Liliane Niyegema sits in the auditorium and listens attentively to a lecture on generation-crossing trauma. At last she is getting answers to questions she has carried around with her for years. Just a few rows in front sits Joseph, who is also making notes.
Together with other young Rwandans and international experts, they are spending a week at a summer school organized by the University of Rwanda to discuss the big questions, problems and challenges of their generation. Questions like: How can we remember our past without always differentiating between Hutu and Tutsi? Where can we ask our questions? How can we contribute to genuine reconciliation?
Remembrance as a political act
Liliane is here partly because she is training as a psychiatric carer. But also because she is seeking personal answers. “I could never ask my mother or father because it is such a sensitive topic,” she says. “That’s a problem. If I don’t know who my family is, it’s difficult to know who I am today!” Her voice trembles, indicating how important this question of identity is to her.

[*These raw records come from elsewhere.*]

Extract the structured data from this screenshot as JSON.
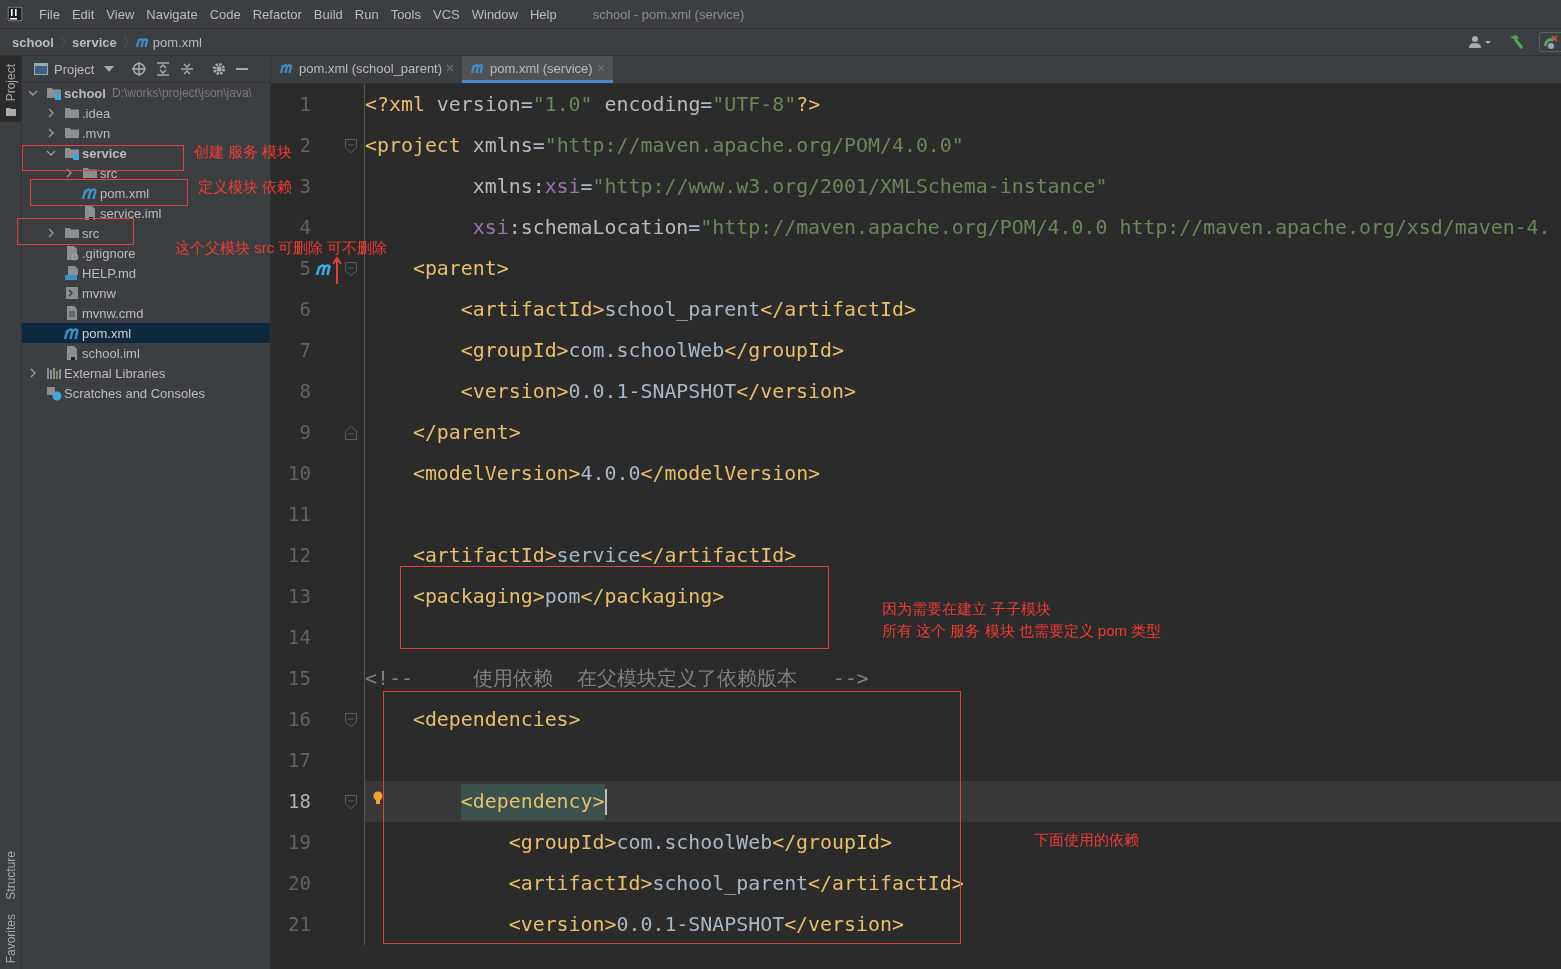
{
  "menu": {
    "items": [
      "File",
      "Edit",
      "View",
      "Navigate",
      "Code",
      "Refactor",
      "Build",
      "Run",
      "Tools",
      "VCS",
      "Window",
      "Help"
    ],
    "title": "school - pom.xml (service)"
  },
  "breadcrumb": [
    "school",
    "service",
    "pom.xml"
  ],
  "side_stripe": {
    "top": [
      {
        "label": "Project",
        "selected": true
      }
    ],
    "bottom": [
      {
        "label": "Structure",
        "selected": false
      },
      {
        "label": "Favorites",
        "selected": false
      }
    ]
  },
  "project": {
    "header": "Project",
    "tree": [
      {
        "label": "school",
        "kind": "module",
        "path": "D:\\works\\project\\json\\java\\",
        "expanded": true,
        "selected": false,
        "children": [
          {
            "label": ".idea",
            "kind": "folder",
            "expanded": false,
            "selected": false
          },
          {
            "label": ".mvn",
            "kind": "folder",
            "expanded": false,
            "selected": false
          },
          {
            "label": "service",
            "kind": "module",
            "expanded": true,
            "selected": false,
            "children": [
              {
                "label": "src",
                "kind": "folder",
                "expanded": false,
                "selected": false
              },
              {
                "label": "pom.xml",
                "kind": "maven",
                "selected": false
              },
              {
                "label": "service.iml",
                "kind": "iml",
                "selected": false
              }
            ]
          },
          {
            "label": "src",
            "kind": "folder",
            "expanded": false,
            "selected": false
          },
          {
            "label": ".gitignore",
            "kind": "ignore",
            "selected": false
          },
          {
            "label": "HELP.md",
            "kind": "md",
            "selected": false
          },
          {
            "label": "mvnw",
            "kind": "script",
            "selected": false
          },
          {
            "label": "mvnw.cmd",
            "kind": "text",
            "selected": false
          },
          {
            "label": "pom.xml",
            "kind": "maven",
            "selected": true
          },
          {
            "label": "school.iml",
            "kind": "iml",
            "selected": false
          }
        ]
      },
      {
        "label": "External Libraries",
        "kind": "libraries",
        "expanded": false,
        "selected": false
      },
      {
        "label": "Scratches and Consoles",
        "kind": "scratches",
        "selected": false
      }
    ]
  },
  "tabs": [
    {
      "label": "pom.xml (school_parent)",
      "selected": false
    },
    {
      "label": "pom.xml (service)",
      "selected": true
    }
  ],
  "editor": {
    "lines": [
      {
        "number": "1",
        "kind": "plain",
        "current": false,
        "segments": [
          {
            "kind": "tag",
            "text": "<?xml"
          },
          {
            "kind": "attr",
            "text": " version"
          },
          {
            "kind": "text",
            "text": "="
          },
          {
            "kind": "value",
            "text": "\"1.0\""
          },
          {
            "kind": "attr",
            "text": " encoding"
          },
          {
            "kind": "text",
            "text": "="
          },
          {
            "kind": "value",
            "text": "\"UTF-8\""
          },
          {
            "kind": "tag",
            "text": "?>"
          }
        ]
      },
      {
        "number": "2",
        "kind": "plain",
        "current": false,
        "segments": [
          {
            "kind": "open",
            "text": "<project"
          },
          {
            "kind": "attr",
            "text": " xmlns"
          },
          {
            "kind": "text",
            "text": "="
          },
          {
            "kind": "value",
            "text": "\"http://maven.apache.org/POM/4.0.0\""
          }
        ]
      },
      {
        "number": "3",
        "kind": "plain",
        "current": false,
        "segments": [
          {
            "kind": "attr",
            "text": "         xmlns:"
          },
          {
            "kind": "ns",
            "text": "xsi"
          },
          {
            "kind": "text",
            "text": "="
          },
          {
            "kind": "value",
            "text": "\"http://www.w3.org/2001/XMLSchema-instance\""
          }
        ]
      },
      {
        "number": "4",
        "kind": "plain",
        "current": false,
        "segments": [
          {
            "kind": "ns",
            "text": "         xsi"
          },
          {
            "kind": "attr",
            "text": ":schemaLocation"
          },
          {
            "kind": "text",
            "text": "="
          },
          {
            "kind": "value",
            "text": "\"http://maven.apache.org/POM/4.0.0 http://maven.apache.org/xsd/maven-4."
          }
        ]
      },
      {
        "number": "5",
        "kind": "parent",
        "current": false,
        "segments": [
          {
            "kind": "open",
            "text": "    <parent>"
          }
        ]
      },
      {
        "number": "6",
        "kind": "plain",
        "current": false,
        "segments": [
          {
            "kind": "tag",
            "text": "        <artifactId>"
          },
          {
            "kind": "text",
            "text": "school_parent"
          },
          {
            "kind": "tag",
            "text": "</artifactId>"
          }
        ]
      },
      {
        "number": "7",
        "kind": "plain",
        "current": false,
        "segments": [
          {
            "kind": "tag",
            "text": "        <groupId>"
          },
          {
            "kind": "text",
            "text": "com.schoolWeb"
          },
          {
            "kind": "tag",
            "text": "</groupId>"
          }
        ]
      },
      {
        "number": "8",
        "kind": "plain",
        "current": false,
        "segments": [
          {
            "kind": "tag",
            "text": "        <version>"
          },
          {
            "kind": "text",
            "text": "0.0.1-SNAPSHOT"
          },
          {
            "kind": "tag",
            "text": "</version>"
          }
        ]
      },
      {
        "number": "9",
        "kind": "plain",
        "current": false,
        "segments": [
          {
            "kind": "close",
            "text": "    </parent>"
          }
        ]
      },
      {
        "number": "10",
        "kind": "plain",
        "current": false,
        "segments": [
          {
            "kind": "tag",
            "text": "    <modelVersion>"
          },
          {
            "kind": "text",
            "text": "4.0.0"
          },
          {
            "kind": "tag",
            "text": "</modelVersion>"
          }
        ]
      },
      {
        "number": "11",
        "kind": "plain",
        "current": false
      },
      {
        "number": "12",
        "kind": "plain",
        "current": false,
        "segments": [
          {
            "kind": "tag",
            "text": "    <artifactId>"
          },
          {
            "kind": "text",
            "text": "service"
          },
          {
            "kind": "tag",
            "text": "</artifactId>"
          }
        ]
      },
      {
        "number": "13",
        "kind": "plain",
        "current": false,
        "segments": [
          {
            "kind": "tag",
            "text": "    <packaging>"
          },
          {
            "kind": "text",
            "text": "pom"
          },
          {
            "kind": "tag",
            "text": "</packaging>"
          }
        ]
      },
      {
        "number": "14",
        "kind": "plain",
        "current": false
      },
      {
        "number": "15",
        "kind": "plain",
        "current": false,
        "segments": [
          {
            "kind": "comment",
            "text": "<!--     使用依赖  在父模块定义了依赖版本   -->"
          }
        ]
      },
      {
        "number": "16",
        "kind": "plain",
        "current": false,
        "segments": [
          {
            "kind": "open",
            "text": "    <dependencies>"
          }
        ]
      },
      {
        "number": "17",
        "kind": "plain",
        "current": false
      },
      {
        "number": "18",
        "kind": "intention",
        "current": true,
        "segments": [
          {
            "kind": "match-open",
            "text": "        <dependency>"
          }
        ]
      },
      {
        "number": "19",
        "kind": "plain",
        "current": false,
        "segments": [
          {
            "kind": "tag",
            "text": "            <groupId>"
          },
          {
            "kind": "text",
            "text": "com.schoolWeb"
          },
          {
            "kind": "tag",
            "text": "</groupId>"
          }
        ]
      },
      {
        "number": "20",
        "kind": "plain",
        "current": false,
        "segments": [
          {
            "kind": "tag",
            "text": "            <artifactId>"
          },
          {
            "kind": "text",
            "text": "school_parent"
          },
          {
            "kind": "tag",
            "text": "</artifactId>"
          }
        ]
      },
      {
        "number": "21",
        "kind": "plain",
        "current": false,
        "segments": [
          {
            "kind": "tag",
            "text": "            <version>"
          },
          {
            "kind": "text",
            "text": "0.0.1-SNAPSHOT"
          },
          {
            "kind": "tag",
            "text": "</version>"
          }
        ]
      }
    ]
  },
  "annotation_notes": [
    {
      "text": "创建 服务 模块"
    },
    {
      "text": "定义模块 依赖"
    },
    {
      "text": "这个父模块 src 可删除 可不删除"
    },
    {
      "text": "因为需要在建立 子子模块"
    },
    {
      "text": "所有 这个 服务 模块 也需要定义  pom 类型"
    },
    {
      "text": "下面使用的依赖"
    }
  ]
}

The manner in which the terrible events of 1994 are commemorated is a highly political matter in Rwanda. Certain questions concerning responsibility and guilt are still not asked during public discussion. But the silence must not necessarily stem from repression, says historian Rainer Schmidt. For three years he has taught political science and history as a guest lecturer at the University of Rwanda. He says there is also a pragmatic form of silence that can help overcome trauma.
Germany’s silence after WWII
For Germans to understand the concerns of Rwanda’s young generation, a look back at their own postwar history can help. Here, too, many years of silence followed the end of the war. It was the generation of 1968, the German “Generation After,” who began to break the cycle of silence. They no longer wanted to follow in the footsteps of their parents who would have preferred to confine that period to oblivion, Schmidt says.
Whether Rwanda now stands at a similar parting of the ways as Germany did in 1968 is a matter of debate. Historical parallels can help to understand but can also lead to false conclusions. “It is hard to draw a direct comparison as such processes of recollection always take place within certain historical and cultural constellations which cannot be reproduced elsewhere,” Schmidt told DW. In the postwar years in Germany, victims and perpetrators could never have lived side by side as is the case in Rwanda today.
For Liliane Niyigema, it is clear which direction the process of remembrance in Rwanda should take. She wants her generation to be heard. “We cannot change the past, but we must be able to understand it so that we can experience healing and reconciliation. Our time is now.”